Problem-solving is an important skill for students to use across all subject areas and is especially used in the context of maths. It gets students using their critical thinking and reasoning skills, as well as drawing on their prior knowledge to find solutions to complex problems.
So, how can we give our students more opportunities to practise their problem-solving skills? This post will give you 5 engaging ideas to help get your students problem-solving, as well as a freebie to try in your learning space!
Logic Puzzle Stories
Sometimes students need help with understanding the value of numbers, particularly in the early years. That’s where logic puzzle stories are useful.
I wrote these stories to help my 3rd graders use their logic and deduction skills to figure out the best fit for each number, based on their understanding of the value of numbers.
This is how it works. Firstly, present a short story to your students that includes some different quantities, but remove the numbers from the story. Then, list all the numbers that should belong in the story separately. Your students can then match the correct numbers to the correct quantities.
I’ll walk you through an example using one of the stories from my Number Sense Logic Puzzle Stories set, which is pictured below. Here, I’ve given students a story about a girl named Lilly. I’ve also given them a selection of numbers. Using the process of elimination, students can work through the story and decide which number fits best in each space.
This gives students a great opportunity to practise their logic and reasoning skills – both of which are involved in problem solving.
Nothing gets kids more quickly engaged than bringing food into their lessons, which is one of the many reasons why I like using cooking with students. You can easily add problems for students to solve throughout the cooking process, such as ‘how can we measure out 1 ½ cups of flour with only one measuring cup?’ or ‘how many chocolate chips would I need to use if I doubled this recipe?’
The image below from my Cooking with Maths Pack, shows how you can turn a recipe into a maths activity by having students work out the quantities needed for each ingredient. Then, when you cook the recipe based on their quantities, they get a very clear visual of how accurate they were.

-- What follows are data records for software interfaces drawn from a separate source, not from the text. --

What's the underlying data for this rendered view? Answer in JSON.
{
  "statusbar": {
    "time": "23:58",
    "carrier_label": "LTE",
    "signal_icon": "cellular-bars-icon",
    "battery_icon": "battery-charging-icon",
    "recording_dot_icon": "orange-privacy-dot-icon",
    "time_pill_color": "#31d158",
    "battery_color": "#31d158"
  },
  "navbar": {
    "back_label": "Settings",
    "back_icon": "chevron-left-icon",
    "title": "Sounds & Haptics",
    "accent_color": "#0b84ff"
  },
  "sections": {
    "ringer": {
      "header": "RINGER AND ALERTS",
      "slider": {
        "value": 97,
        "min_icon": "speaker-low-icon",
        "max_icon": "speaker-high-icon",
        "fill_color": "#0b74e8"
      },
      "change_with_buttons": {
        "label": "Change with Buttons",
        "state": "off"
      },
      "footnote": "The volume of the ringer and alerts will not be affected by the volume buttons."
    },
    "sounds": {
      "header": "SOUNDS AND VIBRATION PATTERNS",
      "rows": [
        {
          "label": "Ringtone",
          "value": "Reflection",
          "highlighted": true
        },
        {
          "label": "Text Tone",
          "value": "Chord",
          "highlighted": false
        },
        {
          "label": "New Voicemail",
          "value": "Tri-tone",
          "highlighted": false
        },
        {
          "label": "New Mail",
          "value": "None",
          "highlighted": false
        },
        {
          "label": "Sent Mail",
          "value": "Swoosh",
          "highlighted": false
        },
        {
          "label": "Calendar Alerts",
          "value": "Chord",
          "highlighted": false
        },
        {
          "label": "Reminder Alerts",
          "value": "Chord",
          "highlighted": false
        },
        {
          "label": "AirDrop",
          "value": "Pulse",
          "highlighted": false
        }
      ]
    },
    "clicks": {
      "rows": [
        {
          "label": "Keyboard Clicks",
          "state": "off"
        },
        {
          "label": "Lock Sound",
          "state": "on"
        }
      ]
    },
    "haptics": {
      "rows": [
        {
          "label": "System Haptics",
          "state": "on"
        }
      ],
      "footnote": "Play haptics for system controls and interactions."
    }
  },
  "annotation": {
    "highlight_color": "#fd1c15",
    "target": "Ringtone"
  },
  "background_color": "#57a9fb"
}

They may even get another opportunity to problem solve if things don’t turn out as expected.
Riddles provide a great opportunity for children to use their problem solving and critical thinking skills. When I taught my grade 3s and 4s, I would write a new brainteaser on the board every week and it was such a fun way to get students thinking and problem solving whenever they had a chance. It was the best early finishers task I’ve used!
To make this more maths specific, you can use riddles and brainteasers that involve number patterns or equations.

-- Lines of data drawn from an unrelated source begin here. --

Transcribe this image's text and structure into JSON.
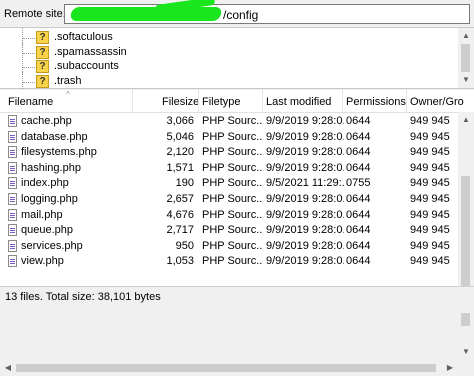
{
  "remote_site": {
    "label": "Remote site:",
    "value_visible": "/config"
  },
  "tree": {
    "items": [
      ".softaculous",
      ".spamassassin",
      ".subaccounts",
      ".trash"
    ]
  },
  "columns": [
    "Filename",
    "Filesize",
    "Filetype",
    "Last modified",
    "Permissions",
    "Owner/Gro"
  ],
  "files": [
    {
      "name": "cache.php",
      "size": "3,066",
      "type": "PHP Sourc...",
      "modified": "9/9/2019 9:28:0...",
      "perm": "0644",
      "owner": "949 945"
    },
    {
      "name": "database.php",
      "size": "5,046",
      "type": "PHP Sourc...",
      "modified": "9/9/2019 9:28:0...",
      "perm": "0644",
      "owner": "949 945"
    },
    {
      "name": "filesystems.php",
      "size": "2,120",
      "type": "PHP Sourc...",
      "modified": "9/9/2019 9:28:0...",
      "perm": "0644",
      "owner": "949 945"
    },
    {
      "name": "hashing.php",
      "size": "1,571",
      "type": "PHP Sourc...",
      "modified": "9/9/2019 9:28:0...",
      "perm": "0644",
      "owner": "949 945"
    },
    {
      "name": "index.php",
      "size": "190",
      "type": "PHP Sourc...",
      "modified": "9/5/2021 11:29:...",
      "perm": "0755",
      "owner": "949 945"
    },
    {
      "name": "logging.php",
      "size": "2,657",
      "type": "PHP Sourc...",
      "modified": "9/9/2019 9:28:0...",
      "perm": "0644",
      "owner": "949 945"
    },
    {
      "name": "mail.php",
      "size": "4,676",
      "type": "PHP Sourc...",
      "modified": "9/9/2019 9:28:0...",
      "perm": "0644",
      "owner": "949 945"
    },
    {
      "name": "queue.php",
      "size": "2,717",
      "type": "PHP Sourc...",
      "modified": "9/9/2019 9:28:0...",
      "perm": "0644",
      "owner": "949 945"
    },
    {
      "name": "services.php",
      "size": "950",
      "type": "PHP Sourc...",
      "modified": "9/9/2019 9:28:0...",
      "perm": "0644",
      "owner": "949 945"
    },
    {
      "name": "view.php",
      "size": "1,053",
      "type": "PHP Sourc...",
      "modified": "9/9/2019 9:28:0...",
      "perm": "0644",
      "owner": "949 945"
    }
  ],
  "status_text": "13 files. Total size: 38,101 bytes",
  "colors": {
    "redaction": "#19e61c",
    "folder_unknown": "#f8d34a"
  },
  "icons": {
    "tree_item": "question-folder-icon",
    "file": "php-file-icon"
  }
}
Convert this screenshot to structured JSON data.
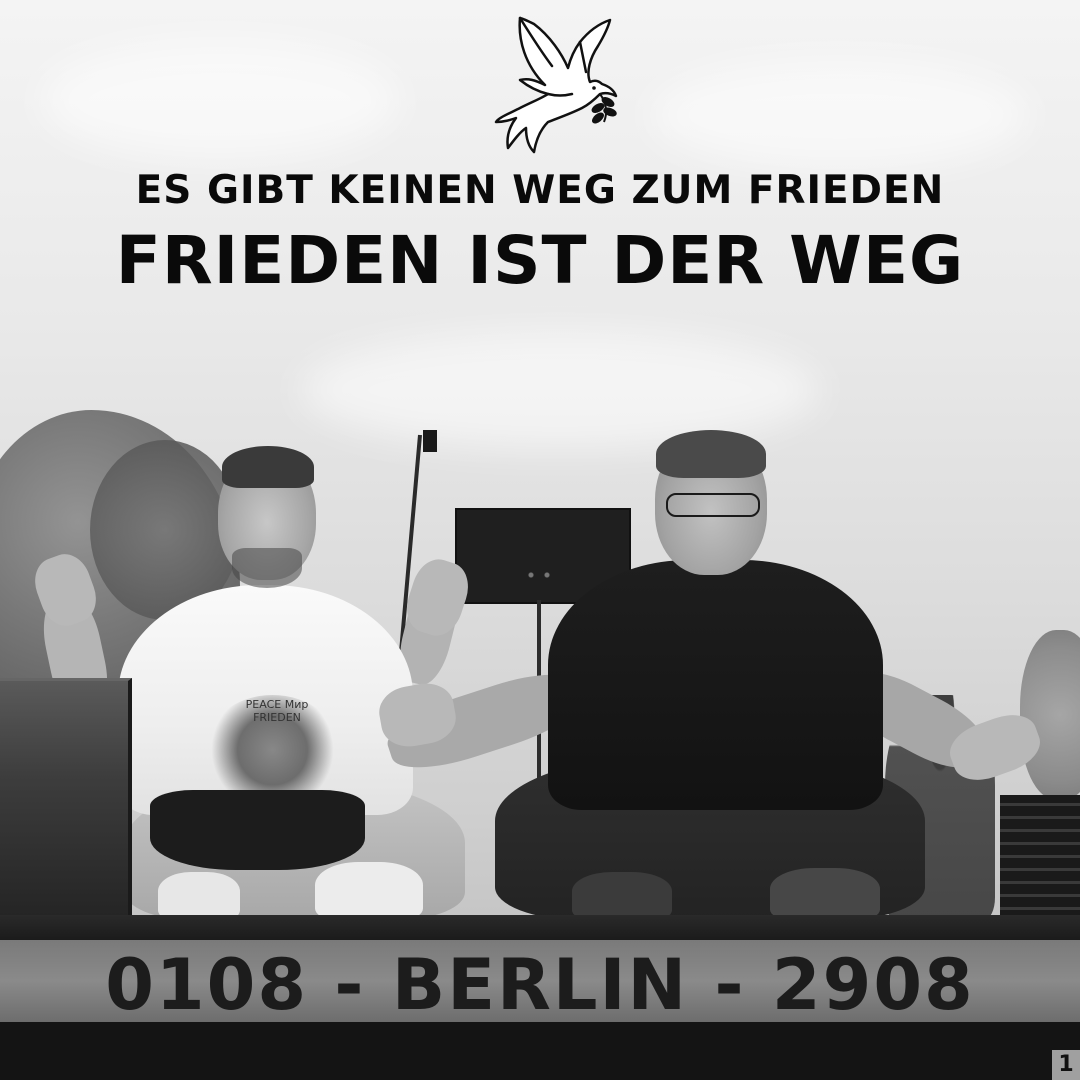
{
  "poster": {
    "headline_line1": "ES GIBT KEINEN WEG ZUM FRIEDEN",
    "headline_line2": "FRIEDEN IST DER WEG",
    "stage_banner": "0108 - BERLIN - 2908",
    "shirt_print": "PEACE Мир FRIEDEN",
    "stage_tag": "1"
  },
  "icons": {
    "dove": "dove-with-olive-branch-icon"
  },
  "colors": {
    "text": "#0a0a0a",
    "stage": "#1b1b1b"
  }
}
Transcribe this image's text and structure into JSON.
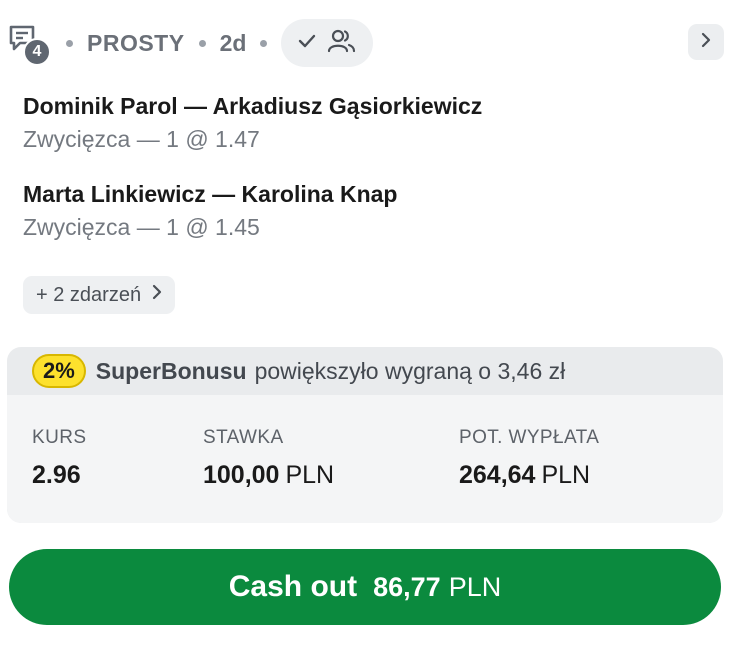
{
  "header": {
    "selection_count": "4",
    "bet_type": "PROSTY",
    "age": "2d",
    "icons": {
      "bet": "bet-slip-icon",
      "check": "check-icon",
      "people": "people-icon",
      "next": "chevron-right-icon"
    }
  },
  "selections": [
    {
      "event": "Dominik Parol — Arkadiusz Gąsiorkiewicz",
      "market": "Zwycięzca — 1 @ 1.47"
    },
    {
      "event": "Marta Linkiewicz — Karolina Knap",
      "market": "Zwycięzca — 1 @ 1.45"
    }
  ],
  "more_events": {
    "label": "+ 2 zdarzeń",
    "icon": "chevron-right-icon"
  },
  "bonus": {
    "percent": "2%",
    "name": "SuperBonusu",
    "text": "powiększyło wygraną o 3,46 zł"
  },
  "stats": {
    "odds_label": "KURS",
    "odds_value": "2.96",
    "stake_label": "STAWKA",
    "stake_value": "100,00",
    "stake_currency": "PLN",
    "payout_label": "POT. WYPŁATA",
    "payout_value": "264,64",
    "payout_currency": "PLN"
  },
  "cashout": {
    "label": "Cash out",
    "amount": "86,77",
    "currency": "PLN"
  },
  "colors": {
    "cashout_green": "#0b8a3e",
    "bonus_yellow": "#fde12d",
    "badge_gray": "#5f6670"
  }
}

Here are some examples:
A grandfather, two fathers and two sons went to a concert together and each bought one ticket. How many tickets did they buy in total?

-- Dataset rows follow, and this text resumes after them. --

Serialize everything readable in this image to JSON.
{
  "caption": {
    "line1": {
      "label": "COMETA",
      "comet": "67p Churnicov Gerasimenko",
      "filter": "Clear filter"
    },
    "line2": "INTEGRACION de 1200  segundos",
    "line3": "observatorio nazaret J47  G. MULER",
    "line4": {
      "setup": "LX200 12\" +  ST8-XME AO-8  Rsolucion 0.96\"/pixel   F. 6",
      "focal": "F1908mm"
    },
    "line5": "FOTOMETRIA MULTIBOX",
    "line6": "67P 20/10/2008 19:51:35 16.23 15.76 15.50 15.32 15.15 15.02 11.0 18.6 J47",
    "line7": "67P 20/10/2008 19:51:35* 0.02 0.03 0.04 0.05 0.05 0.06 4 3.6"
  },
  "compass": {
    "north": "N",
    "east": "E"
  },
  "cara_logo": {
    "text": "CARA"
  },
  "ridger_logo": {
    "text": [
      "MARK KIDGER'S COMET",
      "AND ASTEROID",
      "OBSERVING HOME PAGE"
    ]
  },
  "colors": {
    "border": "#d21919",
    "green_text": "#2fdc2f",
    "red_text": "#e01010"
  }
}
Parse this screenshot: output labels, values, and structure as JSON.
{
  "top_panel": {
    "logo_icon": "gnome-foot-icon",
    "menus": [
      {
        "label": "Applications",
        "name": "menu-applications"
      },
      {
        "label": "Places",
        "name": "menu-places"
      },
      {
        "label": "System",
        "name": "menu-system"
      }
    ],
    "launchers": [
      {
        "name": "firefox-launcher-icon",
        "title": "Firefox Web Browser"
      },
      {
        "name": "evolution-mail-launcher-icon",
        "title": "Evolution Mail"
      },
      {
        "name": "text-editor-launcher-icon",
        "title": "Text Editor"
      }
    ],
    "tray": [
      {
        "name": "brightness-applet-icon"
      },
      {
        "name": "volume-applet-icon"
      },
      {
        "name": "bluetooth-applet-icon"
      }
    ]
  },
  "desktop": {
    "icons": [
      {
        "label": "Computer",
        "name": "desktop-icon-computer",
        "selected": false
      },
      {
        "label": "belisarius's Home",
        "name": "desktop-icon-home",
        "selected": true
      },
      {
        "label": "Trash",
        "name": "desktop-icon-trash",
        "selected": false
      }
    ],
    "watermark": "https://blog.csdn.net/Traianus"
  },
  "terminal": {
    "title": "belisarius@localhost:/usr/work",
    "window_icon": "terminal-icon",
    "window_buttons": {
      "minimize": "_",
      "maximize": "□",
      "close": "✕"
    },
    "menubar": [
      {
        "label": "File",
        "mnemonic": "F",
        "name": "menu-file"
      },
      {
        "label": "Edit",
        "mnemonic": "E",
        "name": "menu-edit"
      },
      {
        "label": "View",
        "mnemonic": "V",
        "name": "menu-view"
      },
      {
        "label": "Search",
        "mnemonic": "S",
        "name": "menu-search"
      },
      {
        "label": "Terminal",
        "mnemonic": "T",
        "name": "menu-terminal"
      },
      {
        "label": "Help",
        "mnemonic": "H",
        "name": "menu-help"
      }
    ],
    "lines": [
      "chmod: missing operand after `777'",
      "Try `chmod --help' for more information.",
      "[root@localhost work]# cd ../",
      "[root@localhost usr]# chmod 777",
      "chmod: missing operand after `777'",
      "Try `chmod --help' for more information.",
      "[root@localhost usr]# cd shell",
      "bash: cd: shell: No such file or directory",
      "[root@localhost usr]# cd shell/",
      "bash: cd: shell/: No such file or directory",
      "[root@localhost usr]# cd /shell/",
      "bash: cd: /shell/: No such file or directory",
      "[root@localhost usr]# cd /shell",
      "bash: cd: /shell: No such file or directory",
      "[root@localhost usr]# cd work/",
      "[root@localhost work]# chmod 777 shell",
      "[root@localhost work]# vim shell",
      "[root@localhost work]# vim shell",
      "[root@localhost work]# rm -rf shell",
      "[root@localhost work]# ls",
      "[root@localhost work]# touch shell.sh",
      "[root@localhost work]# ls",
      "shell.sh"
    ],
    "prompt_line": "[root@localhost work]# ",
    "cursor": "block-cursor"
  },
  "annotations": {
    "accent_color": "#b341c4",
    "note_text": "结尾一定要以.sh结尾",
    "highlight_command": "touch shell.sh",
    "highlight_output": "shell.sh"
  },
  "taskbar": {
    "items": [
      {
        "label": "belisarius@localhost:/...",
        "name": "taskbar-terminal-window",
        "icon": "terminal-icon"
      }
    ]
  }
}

Answer: 3 tickets (the grandfather is also a father, and the father is also a son).
When Natasha was 4 years old, her big brother, Max, was twice her age. If Natasha is 35 years old today, how old is Max?
Answer: He is 39 years old.
What can you put between a 6 and a 7 so that it results in a number greater than six, but less than seven?
Answer: A decimal. 6.7 is greater than 6, but less than 7.
While coding may not be quite as maths specific as the other activities listed, it requires a ton of problem-solving, so I had to mention it. There are many websites and apps that introduce students to coding, such as Code.org or Scratch Jr. I’ve always found that students are so engaged in coding tasks, and because they need to continue to modify, assess and fix errors in their codes, there’s a whole lot of problem-solving taking place.
How Many Ways?
How Many Ways? is a fun and simple task that gives students a fantastic opportunity to practise their problem-solving skills. Due to its open-ended nature, it can be easily adapted and differentiated to suit different age levels and learning abilities.
The way it works is simple. All you need to do is give students an equation or problem to solve and ask them ‘how many ways’ they can resolve it. In early years, I recommend giving students the completed equation and asking them how many ways they can represent that equation. They may use different materials or write different symbols to show a visual representation of that equation. They could even record themselves talking through the equation through video. The possibilities are endless!
By the way, I have a FREE set of How Many Ways Problem Solving Cards for early years students available for download here (no email sign up required)!
I hope that these ideas inspire you to try some new problem-solving tasks with your students!
Do you want some more tips for teaching problem solving while you’re here? Then have a read through my post on Tips for Promoting Problem-Solving Skills.
P.S. I’d love to hear how my tips and resources are helping you in your teaching, so leave a comment to let me know!
Have a question or a request? You can contact me at email@example.com.
This blog post was written for a collaborative maths event that I’m participating in this month called March Mathness. Continue on to the March Mathness activities by clicking the image below.
Leave a Reply